5 U.S. Department of Homeland Security, Blue Campaign, accessed November 4, 2019,
6 International Association of Chiefs of Police, Anti-Human Trafficking Training and Technical Assistance, accessed January 28, 2020,
7 “Resources,” Aequitas, accessed January 28, 2020,
8 Virginia Department of Criminal Justice Services, Human Trafficking Resources for Law Enforcement, accessed January 28, 2020,
9 “HEAL Trafficking and Hope for Justice’s Protocol Toolkit,” HEAL Trafficking, accessed January 28, 2020,
10 University of North Carolina at Chapel Hill School of Government, Human Trafficking, accessed February 20, 2020,
11 “Professional Training & Resources,” National Center for Missing and Exploited Children, accessed January 28, 2020,
12 U.S. Department of Justice, Office for Victims of Crime, Training and Technical Assistance Center, How We Can Help, accessed January 28, 2020,
13 U.S. Department of Justice, Bureau of Justice Assistance, Anti-Human Trafficking Task Force Initiative, accessed January 28, 2020,
14 “Illicit Massage Businesses,” Polaris, accessed August 26, 2019,
15 For a discussion of how vocabulary matters, see “Language Matters,” The Irina Project, accessed December 2, 2019, The Irina Project has been instrumental in changing the language used to describe trafficking in news reports.
16 See Christopher Freeze, “Adverse Childhood Experiences and Crime,” FBI Law Enforcement Bulletin, April 2019, accessed October 8, 2019,; and U.S. Department of Health and Human Services, National Institute of Mental Health, Post-Traumatic Stress Disorder, accessed January 30, 2020,
17 Amy Farrell, “Understanding the Determinants of Police Identification of Human Trafficking Cases” (First Annual Interdisciplinary Conference on Human Trafficking, December 4, 2009, University of Nebraska, Lincoln), accessed August 23, 2019,

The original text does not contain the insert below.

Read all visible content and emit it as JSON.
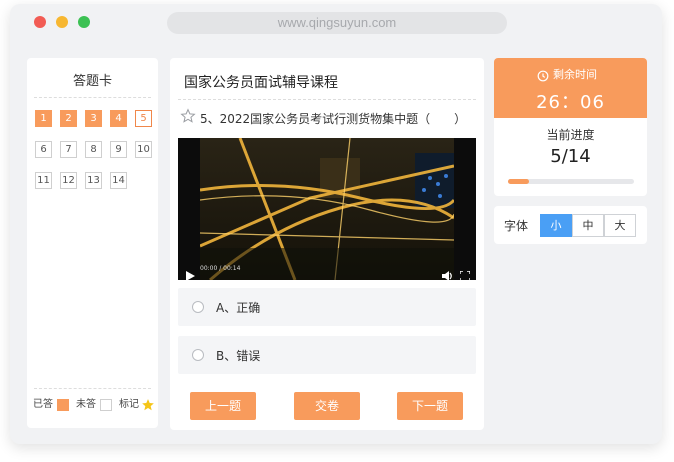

18 Wisconsin Department of Justice, Dallas High Risk Victims Model, Byron A. Fassett, accessed September 5, 2019,
19 Child Welfare Information Gateway, “Human Trafficking and Child Welfare: A Guide for Child Welfare Agencies,” Bulletin for Professionals (July 2017), accessed September 5, 2019,
20 University of North Carolina at Chapel Hill School of Government, Exploring the Intersections between Local Governments and Human Trafficking: The Local Government Focus Group Project, Margaret Henderson, June 18, 2018, accessed August 26, 2019,
21 “The Typology of Modern Slavery,” The Polaris Project, March 2017, accessed August 26, 2019,
22 “Cops Say Prostitution Ring Busted Thanks to Condom-Clogged Drainpipe,” CBS News, April 12, 2017, accessed February 20, 2020,